Because there is no mechanism to efficiently store electrical energy, total electrical generation must equal total load plus losses at all times. This continual matching must occur even as the load on the transmission grid constantly varies. This along with the finite capacity of components on the grid, and the difficulties to quantify the capabilities to transfer power, can easily create problems that may affect larger areas of the grid. Efficient management of electricity markets, where congestion on a single element can affect thousands of other elements and/or power transfers, continues to be a significant challenge.

Dispatchers at the approximately 150 grid control stations spread across the United States and Canada are constantly monitoring the grid for tiny variations in the frequencies of the electrical energy in the transmission system. By monitoring the variations, they know how to adjust things so that the demand for electricity from consumers, along with the supply from the generators, always matches. Balance of the electrical forces in the grid is vital to protect it from failure.
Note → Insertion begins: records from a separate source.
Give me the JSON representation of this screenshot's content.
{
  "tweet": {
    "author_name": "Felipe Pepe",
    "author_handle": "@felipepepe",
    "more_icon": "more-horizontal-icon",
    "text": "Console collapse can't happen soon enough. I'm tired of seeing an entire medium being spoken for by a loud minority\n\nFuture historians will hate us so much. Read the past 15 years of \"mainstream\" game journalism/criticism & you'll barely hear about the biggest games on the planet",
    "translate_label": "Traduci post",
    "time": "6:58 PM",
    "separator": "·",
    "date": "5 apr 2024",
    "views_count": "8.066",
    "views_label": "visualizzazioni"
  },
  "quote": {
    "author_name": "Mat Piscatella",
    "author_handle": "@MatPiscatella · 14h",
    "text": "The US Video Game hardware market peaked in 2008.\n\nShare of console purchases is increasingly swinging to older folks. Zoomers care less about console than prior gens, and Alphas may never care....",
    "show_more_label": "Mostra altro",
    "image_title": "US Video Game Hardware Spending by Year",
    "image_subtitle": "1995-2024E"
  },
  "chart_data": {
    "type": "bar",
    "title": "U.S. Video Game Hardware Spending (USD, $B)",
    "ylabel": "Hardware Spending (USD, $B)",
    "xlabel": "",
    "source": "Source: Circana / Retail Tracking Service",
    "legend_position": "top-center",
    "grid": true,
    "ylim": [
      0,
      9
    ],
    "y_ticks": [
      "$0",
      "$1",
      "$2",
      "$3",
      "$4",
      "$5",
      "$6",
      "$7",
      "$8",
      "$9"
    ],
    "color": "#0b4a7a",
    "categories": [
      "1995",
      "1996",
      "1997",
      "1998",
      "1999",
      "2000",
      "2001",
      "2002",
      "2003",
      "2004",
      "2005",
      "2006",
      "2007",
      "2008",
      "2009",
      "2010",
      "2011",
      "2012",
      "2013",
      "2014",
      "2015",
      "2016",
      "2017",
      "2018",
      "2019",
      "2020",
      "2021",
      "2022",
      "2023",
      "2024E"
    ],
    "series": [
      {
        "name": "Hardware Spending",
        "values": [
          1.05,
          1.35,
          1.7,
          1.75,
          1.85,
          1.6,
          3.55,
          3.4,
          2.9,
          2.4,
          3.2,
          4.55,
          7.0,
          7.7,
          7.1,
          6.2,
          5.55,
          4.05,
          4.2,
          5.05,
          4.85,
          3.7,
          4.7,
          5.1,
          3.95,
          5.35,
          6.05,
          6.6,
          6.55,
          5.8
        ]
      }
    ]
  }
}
Too much electricity flowing over a transmission line can cause it to heat up and sag. This condition can permanently diminish the wire's capacity to carry electricity. If a line gets too hot - sags too low, it can cause reliability and safety problems, and the line may have to be taken out of service. When that happens, the electricity from that line suddenly flows into all the other interconnected paths. They in turn, can get hotter and sag. Hence, if conditions exist that makes even one line on the Grid too hot, a sudden imbalance between supply and demand occurs, which can have a domino effect on the whole system. A sudden loss of one major transmission line or a substation due to a storm or other unforeseeable event, can trigger chain reactions on the Grid. The resulting imbalance will typically trigger switching and safety equipment to protect the system from overheating.

Too much demand and not enough supply can also lead to an imbalance. This condition may cause a voltage collapse, which can also result in downing a major section of a regional grid. Voltage is like the pressure that pushes the electricity through the wire. If the voltage is strong at the power plant where energy is being generated and pumped on the grid, but weak at the other end where too many customers are all drawing power from the grid, an imbalance in voltage between one end and the other occurs, which interrupts the smooth electromagnetic field in a transmission system for efficient flow of electricity.

Since the balance between supply and demand is so important, bringing the Grid back online after a big shutdown is more than a matter of just flipping a switch. Dispatchers have to restore the system one transmission line at a time, so they don't suddenly shock things with more supply than there is demand.

As the demand for electric power continues to increase, and the power industry becomes increasingly more competitive towards deregulation, knowledge concerning the capacity and constraints of the electrical generation and distribution system will become a commodity of great value. This, along with the new tools being developed for the grid, and the way that the power industry as a whole is changing to accommodate Open Access business practices and security concerns, is certainly providing many new challenges for the largest and most complex man-made system ever assembled - The Grid.